The occurrence of CRDH associated with other anomalies like gastrointestinal, cardiac and abdominal wall defects which can be diagnosed prenatally, allows the evaluation of fetal life after the birth. The definitive diagnosis of this type of hernias can be demonstrated by the degree of displacement of abdominal organs into the thoracic cavities, by ultrasonographic examinations. Knowledge of this right diaphragmatic hernia during the prenatal and antenatal periods may assure for its management and surgical corrections which can help to reduce the mortality rate.
- Adzick NS, Harrison MR, Glick PL, Nakayama DK, Manning FA, de Lorimier AA. Diaphragmatic hernia in fetus: prenatal diagnosis and outcome in 94 cases. J Pediatr Surg. 1985; 20: 357–361.
- Furuta Y, Nakamura Y, Miyamoto K. Bilateral congenital posterolateral diaphragmatic hernia. J Pediatr Surg. 1987; 22: 182–183.
- Nakayama DK, Harrison MR, Chinn DH, Callen PW, Filly RA, Golbus MS, De Lorimier AA. Prenatal diagnosis and natural history of the fetus with a congenital diaphragmatic hernia: initial clinical experience. J Pediatr Surg. 1985; 20: 118–124.
- Stahl GE, Warren WS, Rosenberg H, Spackman TJ, Schnaufer L. Congenital right diaphragmatic hernia. A case report and review of the literature. Clin Pediatr (Phila). 1981; 20: 422–425.
- Song MS, Yoo SJ, Smallhorn JF, Mullen JB, Ryan G, Hornberger LK. Bilateral congenital diaphragmatic hernia: diagnostic clues at fetal sonography. Ultrasound Obstet Gynecol. 2001; 17: 255–258.
- Kufeji DI, Crabbe DC. Familial bilateral congenital diaphragmatic hernia. Pediatr Surg Int. 1999; 15: 58–60.
- Chetan G, Sreerag KS, Rathisharmila R, Barath J, Narayanan P, Jagdish S, Bhat VB. Unusual case of congenital diaphragmatic hernia – a case report. Curr Pediatr Res. 2008; 12: 5–7.
- Hamilton WJ, Mossman HW. Human embryology. 4th Ed., Cambridge, MacMillan Press Ltd. 1972; 356–361, 367–372.
- Levin DL. Morphologic analysis of the pulmonary vascular bed in congenital left-sided diaphragmatic hernia. J Pediatr. 1978; 92: 805–809.
- Harrington SW. Diaphragmatic hernia of children. Ann Surg. 1942; 115: 705–715.
- McGuigan R, Azarow KS. Living on the edge: current concepts in the management of congenital diaphragmatic hernia. Curr Surg. 2005; 62: 390–395.
- Adzick NS, Vacanti JP, Lillehei CW, O’Rourke PP, Crone RK, Wilson JM. Fetal diaphragmatic hernia: ultrasound diagnosis and clinical outcome in 38 cases. J Pediatr Surg. 1989; 24: 654–657.
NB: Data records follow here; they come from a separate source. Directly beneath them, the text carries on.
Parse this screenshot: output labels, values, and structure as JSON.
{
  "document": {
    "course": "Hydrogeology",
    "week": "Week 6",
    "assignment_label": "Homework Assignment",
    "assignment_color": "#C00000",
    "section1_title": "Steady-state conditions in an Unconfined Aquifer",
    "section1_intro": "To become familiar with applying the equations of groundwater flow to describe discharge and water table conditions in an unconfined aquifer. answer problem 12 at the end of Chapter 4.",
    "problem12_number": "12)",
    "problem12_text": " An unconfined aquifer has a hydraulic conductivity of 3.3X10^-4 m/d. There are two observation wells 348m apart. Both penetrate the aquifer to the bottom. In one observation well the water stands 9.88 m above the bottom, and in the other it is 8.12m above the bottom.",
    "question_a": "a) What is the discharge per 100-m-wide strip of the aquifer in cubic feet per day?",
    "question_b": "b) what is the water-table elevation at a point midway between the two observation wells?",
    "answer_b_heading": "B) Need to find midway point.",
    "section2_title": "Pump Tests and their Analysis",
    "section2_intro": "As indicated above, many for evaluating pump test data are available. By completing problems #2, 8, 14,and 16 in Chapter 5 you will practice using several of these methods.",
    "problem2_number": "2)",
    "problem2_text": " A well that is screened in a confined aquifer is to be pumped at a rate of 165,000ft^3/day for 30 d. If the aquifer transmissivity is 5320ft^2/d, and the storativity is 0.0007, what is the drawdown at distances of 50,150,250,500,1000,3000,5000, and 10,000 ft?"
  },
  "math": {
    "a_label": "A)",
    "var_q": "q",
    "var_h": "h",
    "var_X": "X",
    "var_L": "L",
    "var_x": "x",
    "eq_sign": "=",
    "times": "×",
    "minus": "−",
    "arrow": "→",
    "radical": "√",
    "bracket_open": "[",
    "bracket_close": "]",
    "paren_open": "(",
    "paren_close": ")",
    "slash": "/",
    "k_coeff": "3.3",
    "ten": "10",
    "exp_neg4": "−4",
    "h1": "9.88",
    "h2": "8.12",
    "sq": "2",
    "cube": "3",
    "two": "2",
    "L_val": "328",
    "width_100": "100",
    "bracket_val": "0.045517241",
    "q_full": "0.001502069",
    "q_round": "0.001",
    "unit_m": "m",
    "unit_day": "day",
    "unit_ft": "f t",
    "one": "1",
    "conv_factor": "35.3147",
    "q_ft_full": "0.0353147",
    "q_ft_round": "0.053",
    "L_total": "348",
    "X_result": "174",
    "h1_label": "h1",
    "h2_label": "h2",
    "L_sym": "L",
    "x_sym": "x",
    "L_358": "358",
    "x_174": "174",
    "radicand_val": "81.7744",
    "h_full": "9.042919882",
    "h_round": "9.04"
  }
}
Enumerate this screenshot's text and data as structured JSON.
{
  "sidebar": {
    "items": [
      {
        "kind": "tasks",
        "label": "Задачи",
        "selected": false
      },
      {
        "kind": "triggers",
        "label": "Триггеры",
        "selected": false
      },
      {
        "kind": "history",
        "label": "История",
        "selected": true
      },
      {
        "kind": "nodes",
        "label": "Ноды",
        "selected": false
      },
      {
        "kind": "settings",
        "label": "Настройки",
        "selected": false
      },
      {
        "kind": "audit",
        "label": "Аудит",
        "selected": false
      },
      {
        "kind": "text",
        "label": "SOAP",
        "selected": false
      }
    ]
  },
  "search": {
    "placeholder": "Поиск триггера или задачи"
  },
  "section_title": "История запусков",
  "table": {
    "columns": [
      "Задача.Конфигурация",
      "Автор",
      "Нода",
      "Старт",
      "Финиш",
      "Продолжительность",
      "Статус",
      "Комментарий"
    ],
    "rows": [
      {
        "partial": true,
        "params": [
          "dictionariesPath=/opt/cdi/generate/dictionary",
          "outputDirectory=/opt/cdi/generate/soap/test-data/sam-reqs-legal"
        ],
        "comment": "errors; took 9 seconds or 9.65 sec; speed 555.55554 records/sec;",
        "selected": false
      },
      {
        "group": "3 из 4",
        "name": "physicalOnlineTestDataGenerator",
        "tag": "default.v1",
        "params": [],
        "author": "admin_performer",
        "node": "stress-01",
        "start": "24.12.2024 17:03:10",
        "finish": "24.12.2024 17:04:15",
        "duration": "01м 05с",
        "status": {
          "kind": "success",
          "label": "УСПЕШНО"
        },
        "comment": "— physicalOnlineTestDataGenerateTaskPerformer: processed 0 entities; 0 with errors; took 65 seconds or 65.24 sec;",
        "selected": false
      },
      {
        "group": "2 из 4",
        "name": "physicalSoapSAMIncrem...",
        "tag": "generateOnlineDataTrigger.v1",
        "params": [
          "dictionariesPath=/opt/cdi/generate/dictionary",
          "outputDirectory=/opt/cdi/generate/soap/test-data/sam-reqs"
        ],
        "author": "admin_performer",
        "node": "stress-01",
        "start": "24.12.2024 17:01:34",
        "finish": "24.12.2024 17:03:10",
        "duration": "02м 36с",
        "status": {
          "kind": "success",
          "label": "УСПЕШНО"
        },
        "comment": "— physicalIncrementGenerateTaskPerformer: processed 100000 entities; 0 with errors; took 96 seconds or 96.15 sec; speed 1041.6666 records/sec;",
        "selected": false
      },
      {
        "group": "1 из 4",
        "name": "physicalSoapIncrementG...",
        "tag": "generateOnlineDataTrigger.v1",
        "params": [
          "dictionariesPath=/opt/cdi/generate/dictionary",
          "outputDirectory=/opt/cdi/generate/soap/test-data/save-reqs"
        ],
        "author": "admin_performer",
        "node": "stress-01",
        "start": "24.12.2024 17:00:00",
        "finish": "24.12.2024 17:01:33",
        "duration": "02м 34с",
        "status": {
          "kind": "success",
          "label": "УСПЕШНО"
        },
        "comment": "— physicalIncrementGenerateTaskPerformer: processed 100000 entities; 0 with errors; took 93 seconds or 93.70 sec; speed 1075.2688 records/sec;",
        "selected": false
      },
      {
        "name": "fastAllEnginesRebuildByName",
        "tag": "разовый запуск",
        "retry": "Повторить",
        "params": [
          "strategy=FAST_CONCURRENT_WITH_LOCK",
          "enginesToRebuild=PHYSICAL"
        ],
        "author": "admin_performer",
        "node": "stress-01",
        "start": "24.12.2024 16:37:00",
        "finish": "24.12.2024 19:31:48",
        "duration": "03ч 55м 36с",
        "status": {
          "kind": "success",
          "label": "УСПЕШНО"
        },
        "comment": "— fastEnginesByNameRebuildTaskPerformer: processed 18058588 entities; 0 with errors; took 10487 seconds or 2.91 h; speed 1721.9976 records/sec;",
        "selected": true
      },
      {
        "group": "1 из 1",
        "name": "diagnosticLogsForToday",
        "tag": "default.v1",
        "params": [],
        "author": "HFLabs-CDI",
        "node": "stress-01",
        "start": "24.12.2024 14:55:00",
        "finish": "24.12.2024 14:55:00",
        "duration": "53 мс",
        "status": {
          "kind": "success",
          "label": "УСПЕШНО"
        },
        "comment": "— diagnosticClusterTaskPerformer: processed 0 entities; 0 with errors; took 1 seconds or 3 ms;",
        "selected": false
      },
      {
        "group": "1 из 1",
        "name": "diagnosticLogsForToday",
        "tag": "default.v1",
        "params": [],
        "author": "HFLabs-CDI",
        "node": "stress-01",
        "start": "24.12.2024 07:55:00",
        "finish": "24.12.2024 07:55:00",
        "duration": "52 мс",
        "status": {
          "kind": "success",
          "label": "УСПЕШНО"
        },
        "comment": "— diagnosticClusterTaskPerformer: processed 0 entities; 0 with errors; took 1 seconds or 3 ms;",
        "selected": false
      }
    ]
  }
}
- Phatak SV, Ghodke K. Antenatal diagnosis of congenital diaphragmatic hernia: a case report. Ind J Radiol Imag. 2006; 16: 793–795.
- Hu CH. Congenital malformation of heart with anomalous insertion of pulmonary veins, absence of spleen, situs inversus of abdominal viscera and other developmental errors. Am J Pathol. 1929; 5: 389–396.7.